### Required action
When a line of the records below contains the string "info", copy that whole line.

### Data supplied
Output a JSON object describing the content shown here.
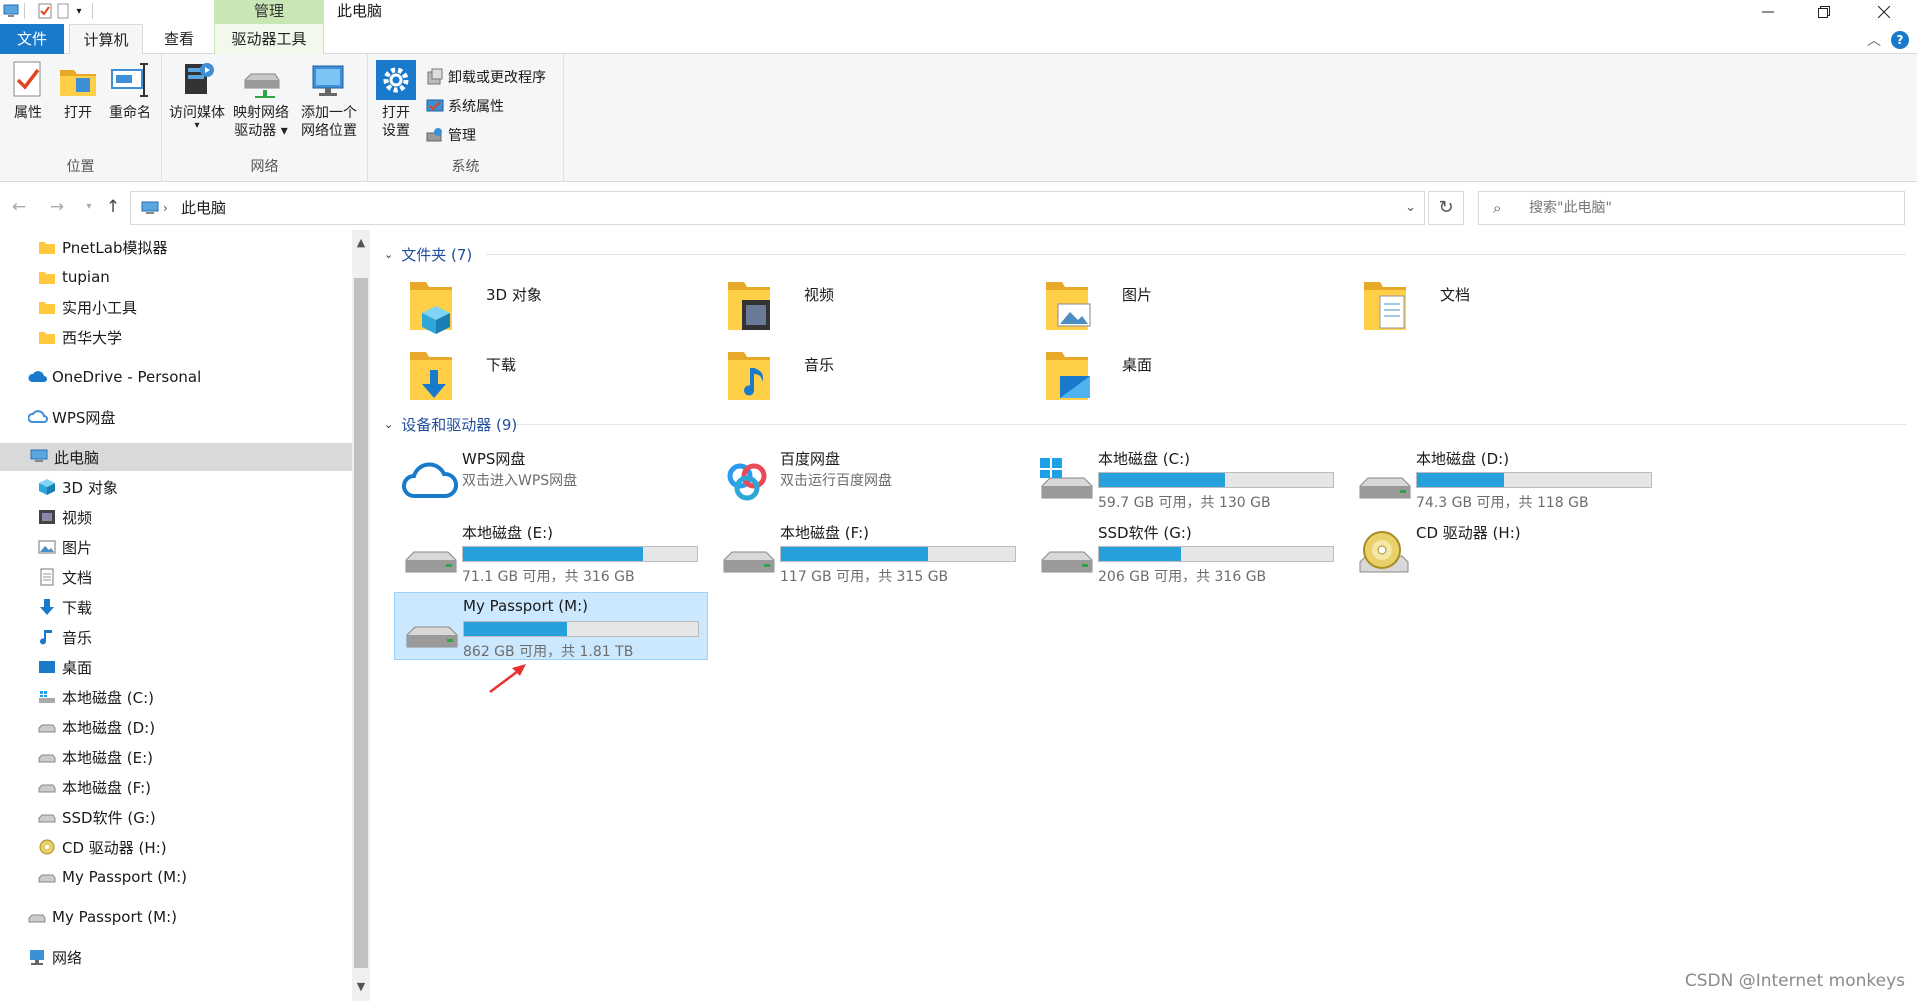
{
  "titlebar": {
    "context_tab": "管理",
    "window_title": "此电脑"
  },
  "tabs": {
    "file": "文件",
    "computer": "计算机",
    "view": "查看",
    "drive_tools": "驱动器工具"
  },
  "ribbon": {
    "location_group": "位置",
    "network_group": "网络",
    "system_group": "系统",
    "properties": "属性",
    "open": "打开",
    "rename": "重命名",
    "access_media": "访问媒体",
    "map_drive_1": "映射网络",
    "map_drive_2": "驱动器",
    "add_location_1": "添加一个",
    "add_location_2": "网络位置",
    "open_settings_1": "打开",
    "open_settings_2": "设置",
    "uninstall": "卸载或更改程序",
    "system_props": "系统属性",
    "manage": "管理"
  },
  "address": {
    "path": "此电脑",
    "search_placeholder": "搜索\"此电脑\""
  },
  "nav_pane": {
    "items": [
      {
        "label": "PnetLab模拟器"
      },
      {
        "label": "tupian"
      },
      {
        "label": "实用小工具"
      },
      {
        "label": "西华大学"
      },
      {
        "label": "OneDrive - Personal"
      },
      {
        "label": "WPS网盘"
      },
      {
        "label": "此电脑"
      },
      {
        "label": "3D 对象"
      },
      {
        "label": "视频"
      },
      {
        "label": "图片"
      },
      {
        "label": "文档"
      },
      {
        "label": "下载"
      },
      {
        "label": "音乐"
      },
      {
        "label": "桌面"
      },
      {
        "label": "本地磁盘 (C:)"
      },
      {
        "label": "本地磁盘 (D:)"
      },
      {
        "label": "本地磁盘 (E:)"
      },
      {
        "label": "本地磁盘 (F:)"
      },
      {
        "label": "SSD软件 (G:)"
      },
      {
        "label": "CD 驱动器 (H:)"
      },
      {
        "label": "My Passport (M:)"
      },
      {
        "label": "My Passport (M:)"
      },
      {
        "label": "网络"
      }
    ]
  },
  "content": {
    "folders_header": "文件夹 (7)",
    "devices_header": "设备和驱动器 (9)",
    "folders": [
      {
        "name": "3D 对象"
      },
      {
        "name": "视频"
      },
      {
        "name": "图片"
      },
      {
        "name": "文档"
      },
      {
        "name": "下载"
      },
      {
        "name": "音乐"
      },
      {
        "name": "桌面"
      }
    ],
    "drives": [
      {
        "name": "WPS网盘",
        "sub": "双击进入WPS网盘"
      },
      {
        "name": "百度网盘",
        "sub": "双击运行百度网盘"
      },
      {
        "name": "本地磁盘 (C:)",
        "info": "59.7 GB 可用，共 130 GB",
        "used_pct": 54
      },
      {
        "name": "本地磁盘 (D:)",
        "info": "74.3 GB 可用，共 118 GB",
        "used_pct": 37
      },
      {
        "name": "本地磁盘 (E:)",
        "info": "71.1 GB 可用，共 316 GB",
        "used_pct": 77
      },
      {
        "name": "本地磁盘 (F:)",
        "info": "117 GB 可用，共 315 GB",
        "used_pct": 63
      },
      {
        "name": "SSD软件 (G:)",
        "info": "206 GB 可用，共 316 GB",
        "used_pct": 35
      },
      {
        "name": "CD 驱动器 (H:)"
      },
      {
        "name": "My Passport (M:)",
        "info": "862 GB 可用，共 1.81 TB",
        "used_pct": 44
      }
    ]
  },
  "watermark": "CSDN @Internet monkeys",
  "colors": {
    "accent": "#1979ca",
    "drive_bar": "#26a0da",
    "selection": "#cce8ff",
    "context_tab": "#c9e7b5",
    "annotation_arrow": "#e8322e"
  }
}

### Written answer
        "info": "59.7 GB 可用，共 130 GB",
        "info": "74.3 GB 可用，共 118 GB",
        "info": "71.1 GB 可用，共 316 GB",
        "info": "117 GB 可用，共 315 GB",
        "info": "206 GB 可用，共 316 GB",
        "info": "862 GB 可用，共 1.81 TB",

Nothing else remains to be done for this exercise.